## Work instructions:
Print back every record below, exactly as it stands.

### Records to process

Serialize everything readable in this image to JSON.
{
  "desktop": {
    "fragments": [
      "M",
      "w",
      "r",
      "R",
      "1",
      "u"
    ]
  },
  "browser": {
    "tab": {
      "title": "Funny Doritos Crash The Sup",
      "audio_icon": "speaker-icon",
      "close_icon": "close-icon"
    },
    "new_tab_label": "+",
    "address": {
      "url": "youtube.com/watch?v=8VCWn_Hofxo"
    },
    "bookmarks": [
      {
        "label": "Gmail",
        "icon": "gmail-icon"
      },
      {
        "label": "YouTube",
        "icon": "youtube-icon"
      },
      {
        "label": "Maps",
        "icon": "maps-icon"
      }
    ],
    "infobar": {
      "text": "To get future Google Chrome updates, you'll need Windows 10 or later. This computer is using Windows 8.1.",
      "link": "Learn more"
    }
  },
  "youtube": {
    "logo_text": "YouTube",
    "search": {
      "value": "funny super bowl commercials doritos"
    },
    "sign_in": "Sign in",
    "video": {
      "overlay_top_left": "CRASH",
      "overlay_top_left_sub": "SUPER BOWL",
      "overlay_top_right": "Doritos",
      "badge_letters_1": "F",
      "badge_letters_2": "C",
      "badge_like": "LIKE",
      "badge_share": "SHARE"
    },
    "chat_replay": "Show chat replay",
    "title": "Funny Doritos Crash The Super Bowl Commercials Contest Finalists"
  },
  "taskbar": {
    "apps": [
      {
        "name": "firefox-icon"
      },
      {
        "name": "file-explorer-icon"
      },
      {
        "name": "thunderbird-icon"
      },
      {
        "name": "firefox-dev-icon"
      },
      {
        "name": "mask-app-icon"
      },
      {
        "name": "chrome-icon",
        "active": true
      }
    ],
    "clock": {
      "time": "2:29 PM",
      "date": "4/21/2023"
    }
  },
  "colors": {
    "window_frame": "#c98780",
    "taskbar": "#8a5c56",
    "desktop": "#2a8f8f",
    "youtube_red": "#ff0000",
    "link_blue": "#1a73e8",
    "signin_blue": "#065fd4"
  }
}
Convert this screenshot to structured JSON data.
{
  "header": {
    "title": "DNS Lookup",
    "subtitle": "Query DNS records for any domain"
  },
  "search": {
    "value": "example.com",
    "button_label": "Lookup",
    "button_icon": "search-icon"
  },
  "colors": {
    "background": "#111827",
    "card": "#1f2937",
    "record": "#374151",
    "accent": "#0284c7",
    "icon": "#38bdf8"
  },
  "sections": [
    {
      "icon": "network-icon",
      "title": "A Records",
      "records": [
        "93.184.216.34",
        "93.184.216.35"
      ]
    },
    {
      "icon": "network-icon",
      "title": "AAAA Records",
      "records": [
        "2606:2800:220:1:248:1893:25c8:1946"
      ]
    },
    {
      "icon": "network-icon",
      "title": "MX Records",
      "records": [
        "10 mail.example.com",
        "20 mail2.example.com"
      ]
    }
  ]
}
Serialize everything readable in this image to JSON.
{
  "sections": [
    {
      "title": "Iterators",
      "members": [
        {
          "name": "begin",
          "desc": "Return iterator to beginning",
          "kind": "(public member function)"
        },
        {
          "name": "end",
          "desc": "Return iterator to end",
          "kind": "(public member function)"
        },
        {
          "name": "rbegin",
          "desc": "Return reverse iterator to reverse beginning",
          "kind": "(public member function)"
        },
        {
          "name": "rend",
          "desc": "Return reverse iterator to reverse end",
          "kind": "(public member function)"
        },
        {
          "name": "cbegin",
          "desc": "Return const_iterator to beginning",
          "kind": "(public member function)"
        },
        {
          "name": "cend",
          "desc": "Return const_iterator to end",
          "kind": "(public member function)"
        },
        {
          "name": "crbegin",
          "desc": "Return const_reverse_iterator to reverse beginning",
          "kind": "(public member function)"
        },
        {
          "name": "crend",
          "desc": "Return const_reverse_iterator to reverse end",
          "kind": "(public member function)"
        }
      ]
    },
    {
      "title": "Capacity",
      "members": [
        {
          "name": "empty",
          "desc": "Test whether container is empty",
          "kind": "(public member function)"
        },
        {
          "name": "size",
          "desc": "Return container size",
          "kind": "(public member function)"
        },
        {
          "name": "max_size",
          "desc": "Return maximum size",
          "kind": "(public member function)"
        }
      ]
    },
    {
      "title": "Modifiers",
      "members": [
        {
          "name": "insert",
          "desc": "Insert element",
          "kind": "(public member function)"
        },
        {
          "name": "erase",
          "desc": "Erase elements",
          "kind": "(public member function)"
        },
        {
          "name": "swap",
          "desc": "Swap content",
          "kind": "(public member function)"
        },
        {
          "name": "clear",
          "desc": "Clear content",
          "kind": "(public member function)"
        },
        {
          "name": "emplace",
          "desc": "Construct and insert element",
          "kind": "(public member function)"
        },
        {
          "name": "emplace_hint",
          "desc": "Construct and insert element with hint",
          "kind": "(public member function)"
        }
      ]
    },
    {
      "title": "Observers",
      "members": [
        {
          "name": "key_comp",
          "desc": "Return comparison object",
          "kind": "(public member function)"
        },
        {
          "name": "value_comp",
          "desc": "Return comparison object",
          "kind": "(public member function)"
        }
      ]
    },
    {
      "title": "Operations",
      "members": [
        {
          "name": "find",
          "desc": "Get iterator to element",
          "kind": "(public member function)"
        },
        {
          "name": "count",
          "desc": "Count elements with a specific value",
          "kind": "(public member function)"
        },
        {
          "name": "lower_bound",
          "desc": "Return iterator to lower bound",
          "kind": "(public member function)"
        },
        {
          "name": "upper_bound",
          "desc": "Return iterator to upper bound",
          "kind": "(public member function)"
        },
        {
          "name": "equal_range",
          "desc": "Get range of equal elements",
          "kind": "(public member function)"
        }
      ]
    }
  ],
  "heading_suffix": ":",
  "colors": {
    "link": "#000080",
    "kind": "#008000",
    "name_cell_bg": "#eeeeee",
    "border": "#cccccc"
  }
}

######

## Your response:
Serialize everything readable in this image to JSON.
{
  "desktop": {
    "fragments": [
      "M",
      "w",
      "r",
      "R",
      "1",
      "u"
    ]
  },
  "browser": {
    "tab": {
      "title": "Funny Doritos Crash The Sup",
      "audio_icon": "speaker-icon",
      "close_icon": "close-icon"
    },
    "new_tab_label": "+",
    "address": {
      "url": "youtube.com/watch?v=8VCWn_Hofxo"
    },
    "bookmarks": [
      {
        "label": "Gmail",
        "icon": "gmail-icon"
      },
      {
        "label": "YouTube",
        "icon": "youtube-icon"
      },
      {
        "label": "Maps",
        "icon": "maps-icon"
      }
    ],
    "infobar": {
      "text": "To get future Google Chrome updates, you'll need Windows 10 or later. This computer is using Windows 8.1.",
      "link": "Learn more"
    }
  },
  "youtube": {
    "logo_text": "YouTube",
    "search": {
      "value": "funny super bowl commercials doritos"
    },
    "sign_in": "Sign in",
    "video": {
      "overlay_top_left": "CRASH",
      "overlay_top_left_sub": "SUPER BOWL",
      "overlay_top_right": "Doritos",
      "badge_letters_1": "F",
      "badge_letters_2": "C",
      "badge_like": "LIKE",
      "badge_share": "SHARE"
    },
    "chat_replay": "Show chat replay",
    "title": "Funny Doritos Crash The Super Bowl Commercials Contest Finalists"
  },
  "taskbar": {
    "apps": [
      {
        "name": "firefox-icon"
      },
      {
        "name": "file-explorer-icon"
      },
      {
        "name": "thunderbird-icon"
      },
      {
        "name": "firefox-dev-icon"
      },
      {
        "name": "mask-app-icon"
      },
      {
        "name": "chrome-icon",
        "active": true
      }
    ],
    "clock": {
      "time": "2:29 PM",
      "date": "4/21/2023"
    }
  },
  "colors": {
    "window_frame": "#c98780",
    "taskbar": "#8a5c56",
    "desktop": "#2a8f8f",
    "youtube_red": "#ff0000",
    "link_blue": "#1a73e8",
    "signin_blue": "#065fd4"
  }
}
Convert this screenshot to structured JSON data.
{
  "header": {
    "title": "DNS Lookup",
    "subtitle": "Query DNS records for any domain"
  },
  "search": {
    "value": "example.com",
    "button_label": "Lookup",
    "button_icon": "search-icon"
  },
  "colors": {
    "background": "#111827",
    "card": "#1f2937",
    "record": "#374151",
    "accent": "#0284c7",
    "icon": "#38bdf8"
  },
  "sections": [
    {
      "icon": "network-icon",
      "title": "A Records",
      "records": [
        "93.184.216.34",
        "93.184.216.35"
      ]
    },
    {
      "icon": "network-icon",
      "title": "AAAA Records",
      "records": [
        "2606:2800:220:1:248:1893:25c8:1946"
      ]
    },
    {
      "icon": "network-icon",
      "title": "MX Records",
      "records": [
        "10 mail.example.com",
        "20 mail2.example.com"
      ]
    }
  ]
}
Serialize everything readable in this image to JSON.
{
  "sections": [
    {
      "title": "Iterators",
      "members": [
        {
          "name": "begin",
          "desc": "Return iterator to beginning",
          "kind": "(public member function)"
        },
        {
          "name": "end",
          "desc": "Return iterator to end",
          "kind": "(public member function)"
        },
        {
          "name": "rbegin",
          "desc": "Return reverse iterator to reverse beginning",
          "kind": "(public member function)"
        },
        {
          "name": "rend",
          "desc": "Return reverse iterator to reverse end",
          "kind": "(public member function)"
        },
        {
          "name": "cbegin",
          "desc": "Return const_iterator to beginning",
          "kind": "(public member function)"
        },
        {
          "name": "cend",
          "desc": "Return const_iterator to end",
          "kind": "(public member function)"
        },
        {
          "name": "crbegin",
          "desc": "Return const_reverse_iterator to reverse beginning",
          "kind": "(public member function)"
        },
        {
          "name": "crend",
          "desc": "Return const_reverse_iterator to reverse end",
          "kind": "(public member function)"
        }
      ]
    },
    {
      "title": "Capacity",
      "members": [
        {
          "name": "empty",
          "desc": "Test whether container is empty",
          "kind": "(public member function)"
        },
        {
          "name": "size",
          "desc": "Return container size",
          "kind": "(public member function)"
        },
        {
          "name": "max_size",
          "desc": "Return maximum size",
          "kind": "(public member function)"
        }
      ]
    },
    {
      "title": "Modifiers",
      "members": [
        {
          "name": "insert",
          "desc": "Insert element",
          "kind": "(public member function)"
        },
        {
          "name": "erase",
          "desc": "Erase elements",
          "kind": "(public member function)"
        },
        {
          "name": "swap",
          "desc": "Swap content",
          "kind": "(public member function)"
        },
        {
          "name": "clear",
          "desc": "Clear content",
          "kind": "(public member function)"
        },
        {
          "name": "emplace",
          "desc": "Construct and insert element",
          "kind": "(public member function)"
        },
        {
          "name": "emplace_hint",
          "desc": "Construct and insert element with hint",
          "kind": "(public member function)"
        }
      ]
    },
    {
      "title": "Observers",
      "members": [
        {
          "name": "key_comp",
          "desc": "Return comparison object",
          "kind": "(public member function)"
        },
        {
          "name": "value_comp",
          "desc": "Return comparison object",
          "kind": "(public member function)"
        }
      ]
    },
    {
      "title": "Operations",
      "members": [
        {
          "name": "find",
          "desc": "Get iterator to element",
          "kind": "(public member function)"
        },
        {
          "name": "count",
          "desc": "Count elements with a specific value",
          "kind": "(public member function)"
        },
        {
          "name": "lower_bound",
          "desc": "Return iterator to lower bound",
          "kind": "(public member function)"
        },
        {
          "name": "upper_bound",
          "desc": "Return iterator to upper bound",
          "kind": "(public member function)"
        },
        {
          "name": "equal_range",
          "desc": "Get range of equal elements",
          "kind": "(public member function)"
        }
      ]
    }
  ],
  "heading_suffix": ":",
  "colors": {
    "link": "#000080",
    "kind": "#008000",
    "name_cell_bg": "#eeeeee",
    "border": "#cccccc"
  }
}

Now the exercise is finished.